The gathering tonight was a remembrance, where people stood up and told stories about him, and the way he touched their lives. So many people had so many stories about him, and the great friend he was.

I regret that I didn't spend more time with him than I did. Every time we got together, we had a great time. Chatting about nothing, drinking Patron margaritas at Sadie's or Blue Moon at the Isotopes games. It was always fun, and I'll always remember those times.

But more than that, I will remember the great friendship he provided to every single person I know. He liked everyone, and treated everyone with such kindness. The only thing that mattered to him was what he could do to help you. He only wanted to see others happy, and anything he could do to help that was what he would do. That's how I will remember him, for the great man he was.

But when he really liked you? You got a ration of shit that you had to defend against, and throw a ration right back at him. Which is exactly what I expect, and have, with every great friend of mine. Those fun back-and-forth sessions of crap-giving made the fun times that much more memorable and awesome.

Gary, you are one of the best men I know, and I thank you for everything you've done for my family.
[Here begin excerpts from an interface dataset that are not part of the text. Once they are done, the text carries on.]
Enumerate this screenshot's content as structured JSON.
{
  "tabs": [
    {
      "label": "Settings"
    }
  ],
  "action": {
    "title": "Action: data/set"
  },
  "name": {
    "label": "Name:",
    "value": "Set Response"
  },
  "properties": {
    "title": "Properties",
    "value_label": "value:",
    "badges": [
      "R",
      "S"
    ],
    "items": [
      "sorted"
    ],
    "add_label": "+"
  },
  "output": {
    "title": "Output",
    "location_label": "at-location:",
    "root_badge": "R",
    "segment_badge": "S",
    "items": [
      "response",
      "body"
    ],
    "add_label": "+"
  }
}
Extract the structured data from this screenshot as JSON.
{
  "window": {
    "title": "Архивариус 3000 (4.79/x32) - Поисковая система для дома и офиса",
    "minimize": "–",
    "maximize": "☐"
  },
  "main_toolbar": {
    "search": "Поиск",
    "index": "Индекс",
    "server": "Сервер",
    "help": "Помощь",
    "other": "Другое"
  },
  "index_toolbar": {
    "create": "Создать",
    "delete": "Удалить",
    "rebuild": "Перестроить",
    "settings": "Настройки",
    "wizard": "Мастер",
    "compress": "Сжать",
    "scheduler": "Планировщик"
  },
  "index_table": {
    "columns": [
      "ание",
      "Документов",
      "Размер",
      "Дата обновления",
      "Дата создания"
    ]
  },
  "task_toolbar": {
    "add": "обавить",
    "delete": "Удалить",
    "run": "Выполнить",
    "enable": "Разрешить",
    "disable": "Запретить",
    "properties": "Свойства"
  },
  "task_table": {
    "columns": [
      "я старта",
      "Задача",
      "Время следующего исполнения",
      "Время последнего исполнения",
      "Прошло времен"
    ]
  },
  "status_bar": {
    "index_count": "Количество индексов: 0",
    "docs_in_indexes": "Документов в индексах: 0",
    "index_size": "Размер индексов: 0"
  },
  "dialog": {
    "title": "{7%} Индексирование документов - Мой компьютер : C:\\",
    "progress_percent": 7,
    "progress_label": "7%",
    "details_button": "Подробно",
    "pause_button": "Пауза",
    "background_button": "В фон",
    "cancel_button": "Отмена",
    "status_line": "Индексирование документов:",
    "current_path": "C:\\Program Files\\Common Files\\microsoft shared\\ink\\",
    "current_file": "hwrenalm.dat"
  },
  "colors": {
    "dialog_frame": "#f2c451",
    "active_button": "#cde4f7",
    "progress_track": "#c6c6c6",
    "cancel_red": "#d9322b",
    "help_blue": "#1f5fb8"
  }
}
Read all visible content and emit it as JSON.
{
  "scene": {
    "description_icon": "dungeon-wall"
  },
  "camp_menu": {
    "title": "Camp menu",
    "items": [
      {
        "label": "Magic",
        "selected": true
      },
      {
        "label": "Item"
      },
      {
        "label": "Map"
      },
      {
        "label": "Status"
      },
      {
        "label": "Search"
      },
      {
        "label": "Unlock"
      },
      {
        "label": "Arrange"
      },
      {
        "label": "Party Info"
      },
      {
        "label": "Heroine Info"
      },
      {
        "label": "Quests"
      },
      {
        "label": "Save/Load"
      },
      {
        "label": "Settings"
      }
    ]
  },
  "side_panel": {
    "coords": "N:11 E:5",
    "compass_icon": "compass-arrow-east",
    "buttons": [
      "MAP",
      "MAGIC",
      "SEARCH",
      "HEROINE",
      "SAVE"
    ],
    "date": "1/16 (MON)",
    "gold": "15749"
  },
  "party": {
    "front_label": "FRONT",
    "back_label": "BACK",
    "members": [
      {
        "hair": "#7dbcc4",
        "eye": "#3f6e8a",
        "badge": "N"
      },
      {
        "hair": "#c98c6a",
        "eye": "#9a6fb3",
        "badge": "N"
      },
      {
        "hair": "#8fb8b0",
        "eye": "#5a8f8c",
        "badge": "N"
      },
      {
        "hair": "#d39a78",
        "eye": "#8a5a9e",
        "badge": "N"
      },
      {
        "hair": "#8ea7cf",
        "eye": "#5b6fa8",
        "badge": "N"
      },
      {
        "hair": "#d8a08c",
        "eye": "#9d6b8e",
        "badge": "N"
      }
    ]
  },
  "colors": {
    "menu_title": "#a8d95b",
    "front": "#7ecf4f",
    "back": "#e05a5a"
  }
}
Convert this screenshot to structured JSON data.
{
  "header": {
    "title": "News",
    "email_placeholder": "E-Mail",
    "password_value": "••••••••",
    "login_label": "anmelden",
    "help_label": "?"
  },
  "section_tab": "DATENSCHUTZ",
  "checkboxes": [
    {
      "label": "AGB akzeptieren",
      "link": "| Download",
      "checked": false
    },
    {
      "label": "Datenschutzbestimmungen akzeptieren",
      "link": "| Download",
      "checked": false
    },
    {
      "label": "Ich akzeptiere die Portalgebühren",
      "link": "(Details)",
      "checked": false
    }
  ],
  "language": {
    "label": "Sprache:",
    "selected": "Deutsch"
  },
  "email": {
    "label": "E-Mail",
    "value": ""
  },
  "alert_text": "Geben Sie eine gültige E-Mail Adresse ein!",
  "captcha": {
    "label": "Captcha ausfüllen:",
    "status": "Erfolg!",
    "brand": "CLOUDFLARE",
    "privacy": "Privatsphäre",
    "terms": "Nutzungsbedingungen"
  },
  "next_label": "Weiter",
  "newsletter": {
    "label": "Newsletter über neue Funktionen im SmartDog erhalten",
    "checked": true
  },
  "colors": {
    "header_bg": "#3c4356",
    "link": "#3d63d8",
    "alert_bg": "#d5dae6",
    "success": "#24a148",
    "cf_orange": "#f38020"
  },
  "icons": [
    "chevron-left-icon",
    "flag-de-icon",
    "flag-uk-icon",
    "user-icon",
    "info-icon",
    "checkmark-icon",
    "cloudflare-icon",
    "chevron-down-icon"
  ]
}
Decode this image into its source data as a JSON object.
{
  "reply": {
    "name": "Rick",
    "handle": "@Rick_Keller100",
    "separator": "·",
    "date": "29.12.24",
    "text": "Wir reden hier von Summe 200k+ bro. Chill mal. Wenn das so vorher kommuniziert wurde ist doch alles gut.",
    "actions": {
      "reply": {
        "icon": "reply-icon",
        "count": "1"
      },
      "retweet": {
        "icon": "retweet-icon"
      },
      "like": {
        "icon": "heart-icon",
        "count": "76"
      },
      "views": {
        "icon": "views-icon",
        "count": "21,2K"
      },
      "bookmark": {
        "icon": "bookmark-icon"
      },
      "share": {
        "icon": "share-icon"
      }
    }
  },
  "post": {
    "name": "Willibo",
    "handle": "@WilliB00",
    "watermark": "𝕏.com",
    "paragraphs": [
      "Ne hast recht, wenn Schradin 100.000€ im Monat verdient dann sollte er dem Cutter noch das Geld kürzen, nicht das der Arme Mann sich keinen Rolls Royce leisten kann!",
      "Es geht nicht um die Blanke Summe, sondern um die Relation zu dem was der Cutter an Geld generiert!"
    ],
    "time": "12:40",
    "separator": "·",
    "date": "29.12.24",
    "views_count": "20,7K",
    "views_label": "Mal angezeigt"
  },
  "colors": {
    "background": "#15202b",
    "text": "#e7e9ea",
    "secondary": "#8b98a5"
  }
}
You will be insanely missed.

Sunday, December 1, 2013

Dudes get cancer, too

Movember/No Shave November/Novembeard is all about prostate cancer awareness. The idea is that people see you with some ridiculous facial hair and it makes them think about it. Raising awareness through some stupid shit dudes would probably do, anyway.

To that end, I grew my Novembeard this year. But, being a guy, that's absolutely not enough. When the month ended tonight, I had to go with some ridiculous styles as I shaved back down to nothing. Enjoy.

Full Novembeard

Our 21st President, Chester A. Arthur 

Fu Manchu 

Porn 'stache 

Groucho Marx 

And finally, back to normal

Tuesday, April 30, 2013

Let's try this again!

If there's one thing we all know in this world, it's that I'm bad at blogging. Typically it's because I feel like I don't have anything to say, or that what I have to say is not interesting enough that anyone would want to read it. Sure, I've blogged before, and I even succeeded in blogging 30 days in a row once. But I haven't really blogged in a few years.

We're going to try this again.

I am tired of managing the software updates that are required to use any software I have to install myself. I used to find it fun to have total control over what was installed and how it was operating, but I just don't have the time or energy to deal with that anymore. So I'm going to take another run at Blogger and let the fine folks at Google deal with the backend.

If this all works out well, you'll be hearing from me more here. I don't typically share much on Facebook, and I only share a bit on Google+, but this platform will give me a place to limit the exposure of my posts to only people that come to my site. And if I feel like sharing the post to Google+, it's just a click away.

So we'll try this again and see if I have anything to say after all these years of not blogging. Welcome back to The Blog of Stuff!